Entries from a dataset of interfaces:

+--

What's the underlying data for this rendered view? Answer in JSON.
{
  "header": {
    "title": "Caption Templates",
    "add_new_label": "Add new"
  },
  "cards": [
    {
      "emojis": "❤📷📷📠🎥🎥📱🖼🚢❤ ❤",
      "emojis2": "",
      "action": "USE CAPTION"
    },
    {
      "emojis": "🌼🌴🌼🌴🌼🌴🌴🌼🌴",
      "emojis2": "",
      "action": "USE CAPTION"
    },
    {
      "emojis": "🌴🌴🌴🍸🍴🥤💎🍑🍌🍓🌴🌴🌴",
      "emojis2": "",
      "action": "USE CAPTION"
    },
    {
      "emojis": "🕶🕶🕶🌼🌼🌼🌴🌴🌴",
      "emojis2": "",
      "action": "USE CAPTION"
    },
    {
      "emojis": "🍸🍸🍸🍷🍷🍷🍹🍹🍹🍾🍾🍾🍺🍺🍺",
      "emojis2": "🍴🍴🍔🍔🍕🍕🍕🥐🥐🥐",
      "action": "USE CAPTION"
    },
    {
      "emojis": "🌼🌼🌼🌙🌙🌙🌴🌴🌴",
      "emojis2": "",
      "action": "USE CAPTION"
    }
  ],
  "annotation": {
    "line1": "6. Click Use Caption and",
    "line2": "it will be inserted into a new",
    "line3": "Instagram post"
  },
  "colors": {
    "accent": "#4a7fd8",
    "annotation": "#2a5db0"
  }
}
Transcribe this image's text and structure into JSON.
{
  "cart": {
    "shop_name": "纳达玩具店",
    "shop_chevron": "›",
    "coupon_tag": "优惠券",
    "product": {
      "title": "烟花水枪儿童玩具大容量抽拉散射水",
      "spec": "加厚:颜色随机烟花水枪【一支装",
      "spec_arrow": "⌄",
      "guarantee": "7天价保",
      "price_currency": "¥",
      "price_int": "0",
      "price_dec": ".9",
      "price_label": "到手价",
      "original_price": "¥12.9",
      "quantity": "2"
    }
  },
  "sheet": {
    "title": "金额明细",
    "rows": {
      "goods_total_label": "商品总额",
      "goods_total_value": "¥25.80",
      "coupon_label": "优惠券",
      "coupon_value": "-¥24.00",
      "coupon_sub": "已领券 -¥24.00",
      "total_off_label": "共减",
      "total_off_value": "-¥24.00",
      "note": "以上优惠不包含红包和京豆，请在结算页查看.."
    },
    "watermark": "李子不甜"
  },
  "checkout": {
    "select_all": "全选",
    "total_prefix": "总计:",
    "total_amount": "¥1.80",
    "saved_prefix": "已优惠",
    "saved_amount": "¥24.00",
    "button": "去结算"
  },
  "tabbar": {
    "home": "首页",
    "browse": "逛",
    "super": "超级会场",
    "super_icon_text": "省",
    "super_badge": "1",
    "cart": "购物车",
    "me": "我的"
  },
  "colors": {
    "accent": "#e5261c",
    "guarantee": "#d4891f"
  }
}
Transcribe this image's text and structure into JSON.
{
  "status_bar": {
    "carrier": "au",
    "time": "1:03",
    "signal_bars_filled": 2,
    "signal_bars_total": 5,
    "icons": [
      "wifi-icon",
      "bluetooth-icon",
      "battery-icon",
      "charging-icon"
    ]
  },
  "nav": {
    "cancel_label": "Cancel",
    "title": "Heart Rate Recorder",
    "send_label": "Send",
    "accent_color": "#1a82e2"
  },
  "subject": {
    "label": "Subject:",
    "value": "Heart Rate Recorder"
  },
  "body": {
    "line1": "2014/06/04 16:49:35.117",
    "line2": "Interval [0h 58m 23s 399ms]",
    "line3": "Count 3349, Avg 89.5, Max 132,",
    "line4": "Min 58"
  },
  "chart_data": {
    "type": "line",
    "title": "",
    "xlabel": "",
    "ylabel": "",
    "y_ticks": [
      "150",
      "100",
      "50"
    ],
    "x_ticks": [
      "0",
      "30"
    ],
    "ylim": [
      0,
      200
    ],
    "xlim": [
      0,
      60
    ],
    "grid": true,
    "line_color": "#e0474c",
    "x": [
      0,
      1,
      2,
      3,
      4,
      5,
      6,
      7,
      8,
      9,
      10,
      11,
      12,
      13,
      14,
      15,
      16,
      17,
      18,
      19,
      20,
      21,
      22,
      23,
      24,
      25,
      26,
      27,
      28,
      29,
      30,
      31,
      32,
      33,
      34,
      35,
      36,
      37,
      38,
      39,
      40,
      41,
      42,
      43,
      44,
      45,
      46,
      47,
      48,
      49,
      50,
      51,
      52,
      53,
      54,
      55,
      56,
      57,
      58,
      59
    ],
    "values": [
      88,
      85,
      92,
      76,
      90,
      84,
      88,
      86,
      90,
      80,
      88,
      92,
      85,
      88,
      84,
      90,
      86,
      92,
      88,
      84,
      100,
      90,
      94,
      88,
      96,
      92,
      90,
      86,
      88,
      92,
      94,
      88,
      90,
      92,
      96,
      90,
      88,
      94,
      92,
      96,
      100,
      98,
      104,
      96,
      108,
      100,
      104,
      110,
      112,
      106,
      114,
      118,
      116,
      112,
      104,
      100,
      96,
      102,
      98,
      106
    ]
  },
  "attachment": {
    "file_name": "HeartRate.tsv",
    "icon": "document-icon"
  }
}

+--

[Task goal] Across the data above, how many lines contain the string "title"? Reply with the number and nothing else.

[Solution] 5